INFORMATION GIVEN Start Marker
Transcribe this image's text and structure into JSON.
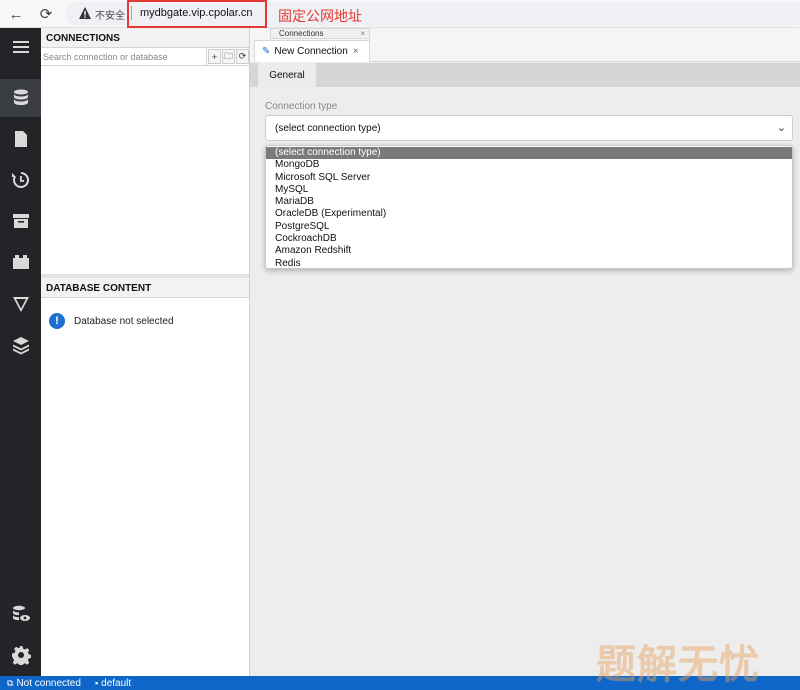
{
  "browser": {
    "back_icon": "←",
    "reload_icon": "⟳",
    "insecure_label": "不安全",
    "url": "mydbgate.vip.cpolar.cn",
    "annotation": "固定公网地址"
  },
  "sidebar": {
    "items": [
      "menu-icon",
      "database-icon",
      "file-icon",
      "history-icon",
      "archive-icon",
      "plugin-icon",
      "cell-data-icon",
      "layers-icon"
    ],
    "bottom_items": [
      "database-eye-icon",
      "settings-icon"
    ]
  },
  "connections_panel": {
    "title": "CONNECTIONS",
    "search_placeholder": "Search connection or database",
    "add_icon": "+",
    "folder_icon": "🗀",
    "refresh_icon": "⟳"
  },
  "db_content_panel": {
    "title": "DATABASE CONTENT",
    "info_icon": "!",
    "message": "Database not selected"
  },
  "tabs": {
    "mini_tab": "Connections",
    "mini_tab_close": "×",
    "main_tab": "New Connection",
    "main_tab_close": "×",
    "pin_icon": "📌"
  },
  "form": {
    "general_tab": "General",
    "connection_type_label": "Connection type",
    "selected_value": "(select connection type)",
    "options": [
      "(select connection type)",
      "MongoDB",
      "Microsoft SQL Server",
      "MySQL",
      "MariaDB",
      "OracleDB (Experimental)",
      "PostgreSQL",
      "CockroachDB",
      "Amazon Redshift",
      "Redis"
    ]
  },
  "statusbar": {
    "connection_status": "Not connected",
    "database": "default"
  },
  "watermark": "题解无忧"
}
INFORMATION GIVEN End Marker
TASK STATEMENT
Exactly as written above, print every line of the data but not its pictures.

EXERCISE ANSWER
Transcribe this image's text and structure into JSON.
{
  "browser": {
    "back_icon": "←",
    "reload_icon": "⟳",
    "insecure_label": "不安全",
    "url": "mydbgate.vip.cpolar.cn",
    "annotation": "固定公网地址"
  },
  "sidebar": {
    "items": [
      "menu-icon",
      "database-icon",
      "file-icon",
      "history-icon",
      "archive-icon",
      "plugin-icon",
      "cell-data-icon",
      "layers-icon"
    ],
    "bottom_items": [
      "database-eye-icon",
      "settings-icon"
    ]
  },
  "connections_panel": {
    "title": "CONNECTIONS",
    "search_placeholder": "Search connection or database",
    "add_icon": "+",
    "folder_icon": "🗀",
    "refresh_icon": "⟳"
  },
  "db_content_panel": {
    "title": "DATABASE CONTENT",
    "info_icon": "!",
    "message": "Database not selected"
  },
  "tabs": {
    "mini_tab": "Connections",
    "mini_tab_close": "×",
    "main_tab": "New Connection",
    "main_tab_close": "×",
    "pin_icon": "📌"
  },
  "form": {
    "general_tab": "General",
    "connection_type_label": "Connection type",
    "selected_value": "(select connection type)",
    "options": [
      "(select connection type)",
      "MongoDB",
      "Microsoft SQL Server",
      "MySQL",
      "MariaDB",
      "OracleDB (Experimental)",
      "PostgreSQL",
      "CockroachDB",
      "Amazon Redshift",
      "Redis"
    ]
  },
  "statusbar": {
    "connection_status": "Not connected",
    "database": "default"
  },
  "watermark": "题解无忧"
}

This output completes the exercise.